I remember when I first started trying to access the music of my life. I would go for walks and really try to see what was around me. It was an illuminating activity, but I found it hard to stay fully present. When I would see something and realize I’d been too distracted to fully take it in, I would step back and really look at that plant, that bird — whatever it was I’d passed by without fully embracing. Through the practice of quieting my mind, meditating, and paying attention, I did get better at paying attention to the music of life.
Quite simply, it’s a skill, and one that develops with focused effort. If you were a baseball player working on your fastball, you would understand the need for repetitive action and attention to get it exactly right. If you were a rock guitarist trying to master a riff, it would be the same situation: You would not begrudge yourself multiple attempts, and you would find degrees of satisfaction each time you got a little closer to your goal. So why would you not regard yourself with kindness as you try to master this skill? You’ve been walking around with a secret symphony playing, just for you. Only you can hear it, and even then, you need to work at it if you are to perceive it at all.
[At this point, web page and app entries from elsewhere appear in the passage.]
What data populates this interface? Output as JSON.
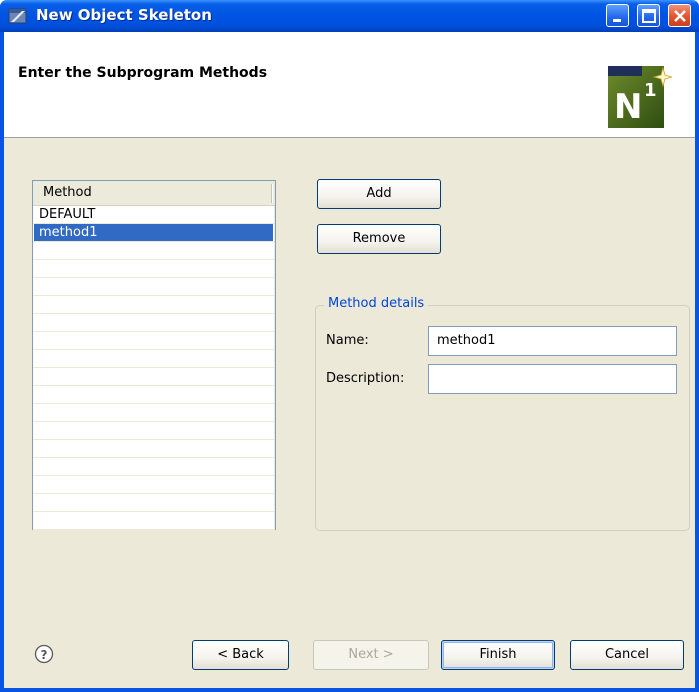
{
  "window": {
    "title": "New Object Skeleton"
  },
  "banner": {
    "title": "Enter the Subprogram Methods",
    "logo_icon": "n1-logo-icon"
  },
  "methods_table": {
    "column_header": "Method",
    "rows": [
      "DEFAULT",
      "method1",
      "",
      "",
      "",
      "",
      "",
      "",
      "",
      "",
      "",
      "",
      "",
      "",
      "",
      "",
      "",
      ""
    ],
    "selected_index": 1
  },
  "actions": {
    "add_label": "Add",
    "remove_label": "Remove"
  },
  "details": {
    "legend": "Method details",
    "name_label": "Name:",
    "name_value": "method1",
    "description_label": "Description:",
    "description_value": ""
  },
  "footer": {
    "help_icon": "help-icon",
    "back_label": "< Back",
    "next_label": "Next >",
    "finish_label": "Finish",
    "cancel_label": "Cancel"
  },
  "colors": {
    "titlebar": "#0054e3",
    "selection": "#316ac5",
    "legend_text": "#0046d5",
    "dialog_bg": "#ece9d8"
  }
}
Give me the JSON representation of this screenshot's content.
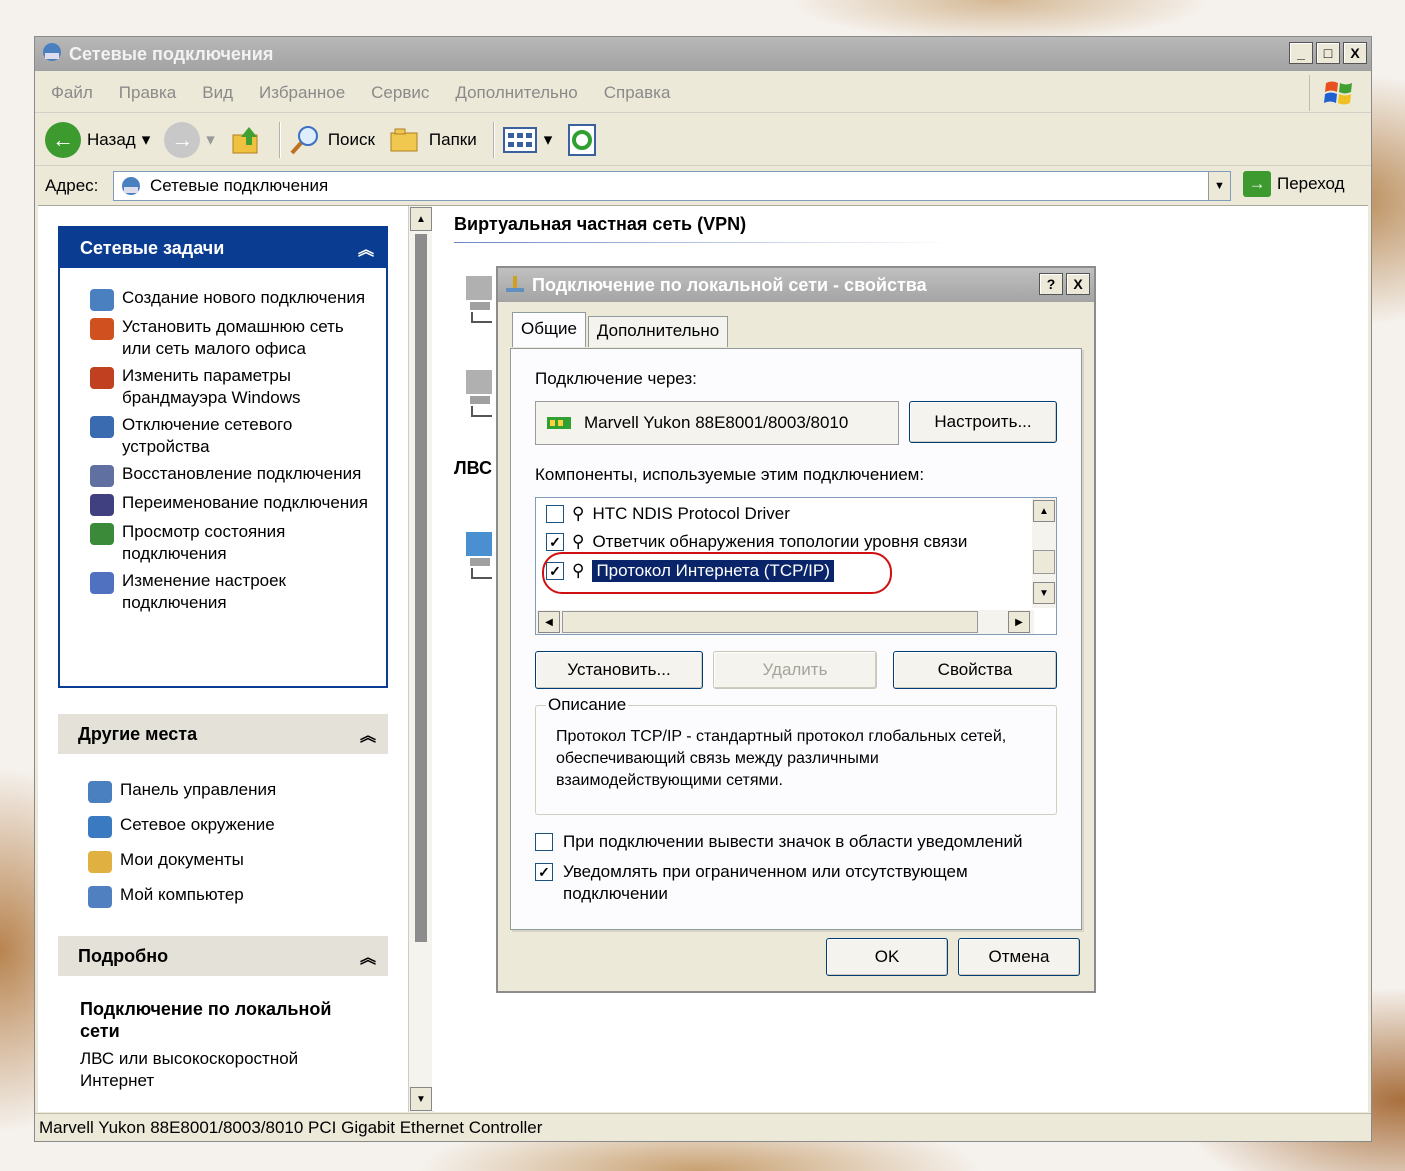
{
  "window": {
    "title": "Сетевые подключения",
    "min_btn": "_",
    "max_btn": "□",
    "close_btn": "X"
  },
  "menu": [
    "Файл",
    "Правка",
    "Вид",
    "Избранное",
    "Сервис",
    "Дополнительно",
    "Справка"
  ],
  "toolbar": {
    "back": "Назад",
    "search": "Поиск",
    "folders": "Папки"
  },
  "address": {
    "label": "Адрес:",
    "value": "Сетевые подключения",
    "go": "Переход"
  },
  "tasks_panel": {
    "title": "Сетевые задачи",
    "items": [
      {
        "label": "Создание нового подключения",
        "icon": "new-connection-icon",
        "color": "#4a7fc0"
      },
      {
        "label": "Установить домашнюю сеть или сеть малого офиса",
        "icon": "home-network-icon",
        "color": "#d05020"
      },
      {
        "label": "Изменить параметры брандмауэра Windows",
        "icon": "firewall-icon",
        "color": "#c04020"
      },
      {
        "label": "Отключение сетевого устройства",
        "icon": "disable-device-icon",
        "color": "#3a6ab0"
      },
      {
        "label": "Восстановление подключения",
        "icon": "repair-icon",
        "color": "#6070a0"
      },
      {
        "label": "Переименование подключения",
        "icon": "rename-icon",
        "color": "#404080"
      },
      {
        "label": "Просмотр состояния подключения",
        "icon": "status-icon",
        "color": "#3a8a3a"
      },
      {
        "label": "Изменение настроек подключения",
        "icon": "settings-icon",
        "color": "#5070c0"
      }
    ]
  },
  "places_panel": {
    "title": "Другие места",
    "items": [
      {
        "label": "Панель управления",
        "icon": "control-panel-icon",
        "color": "#4a80c0"
      },
      {
        "label": "Сетевое окружение",
        "icon": "network-places-icon",
        "color": "#3a7ac0"
      },
      {
        "label": "Мои документы",
        "icon": "my-documents-icon",
        "color": "#e0b040"
      },
      {
        "label": "Мой компьютер",
        "icon": "my-computer-icon",
        "color": "#5080c0"
      }
    ]
  },
  "details_panel": {
    "title": "Подробно",
    "name": "Подключение по локальной сети",
    "type": "ЛВС или высокоскоростной Интернет"
  },
  "main": {
    "group_vpn": "Виртуальная частная сеть (VPN)",
    "group_lan": "ЛВС"
  },
  "status": "Marvell Yukon 88E8001/8003/8010 PCI Gigabit Ethernet Controller",
  "dialog": {
    "title": "Подключение по локальной сети - свойства",
    "help_btn": "?",
    "close_btn": "X",
    "tabs": [
      "Общие",
      "Дополнительно"
    ],
    "connect_via_label": "Подключение через:",
    "adapter": "Marvell Yukon 88E8001/8003/8010",
    "configure_btn": "Настроить...",
    "components_label": "Компоненты, используемые этим подключением:",
    "components": [
      {
        "label": "HTC NDIS Protocol Driver",
        "checked": false
      },
      {
        "label": "Ответчик обнаружения топологии уровня связи",
        "checked": true
      },
      {
        "label": "Протокол Интернета (TCP/IP)",
        "checked": true,
        "selected": true
      }
    ],
    "install_btn": "Установить...",
    "remove_btn": "Удалить",
    "properties_btn": "Свойства",
    "description_legend": "Описание",
    "description": "Протокол TCP/IP - стандартный протокол глобальных сетей, обеспечивающий связь между различными взаимодействующими сетями.",
    "opt_show_icon": "При подключении вывести значок в области уведомлений",
    "opt_show_icon_checked": false,
    "opt_notify": "Уведомлять при ограниченном или отсутствующем подключении",
    "opt_notify_checked": true,
    "ok_btn": "OK",
    "cancel_btn": "Отмена"
  },
  "colors": {
    "panel_header_active": "#0a3d91",
    "panel_body": "#ffffff",
    "panel_header_inactive": "#e4e2d8",
    "selection": "#0a246a",
    "annotation_ring": "#d01010"
  }
}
If we see the wisdom of listening to the music of life, we need to acknowledge its presence and give space to it. We must stop being in our head so much, and in doing so, we’ll find that life truly does become beautiful.
In summary, listening to the music of life is work, and it requires practice. Life is always paying music, but we have to listen, and we listen by being present. We can do this. We just need to realize and engage with the music of life that is always playing, but when we do this, we’ll discover that the symphony inside of us is magnificent, if only we can find it in us to stop and listen.
Hearing the music
Close your eyes and listen. You can finish reading this in a few moments. For now, take a full minute and just tune in, and be prepared to report back on what you hear.
If you’re like me, at first you didn’t hear much of anything — but the more you listened, the more you heard. Sometimes it’s a little astonishing to realize how noisy our bodies are! We have breath sounds, gastric rumbles, and, with close attention, there it is: the galloping drumbeat of the heart as it pushes blood through our veins.
How funny. We thought we couldn’t hear the music of life, but it was literally inside of us all along. We are its percussion section.
If you were to close your eyes again, you’d notice sounds beyond the body — ones that are always there, even when you’ve turned off the music, turned off the TV, put your phone on “do not disturb.” Your air conditioner or heater keeps a beat. Your refrigerator fan kicks gently on and off. Maybe you hear the hum of electricity — a sound you don’t even realize is present until the power goes out and you hear other sounds instead, like the road outside your house.
The music of life is composed of actual sounds, but it’s also composed of something beyond perceivable sound, kind of like a dog whistle. There is a register beyond your perception, and that is what you must learn to hear if you are to get the most out of this phenomenal life.
The point is that there is a lot going on, in and around you, and removing your attention from the things that have you tied up in knots can help you begin to perceive it. If our goal is happiness (and isn’t that why we’re here?), there’s a soundtrack that can help us to find it. I encourage you to lean toward it — to catch a snippet of melody here or there.
Before you know it, you’ll be humming along, attuned to every note.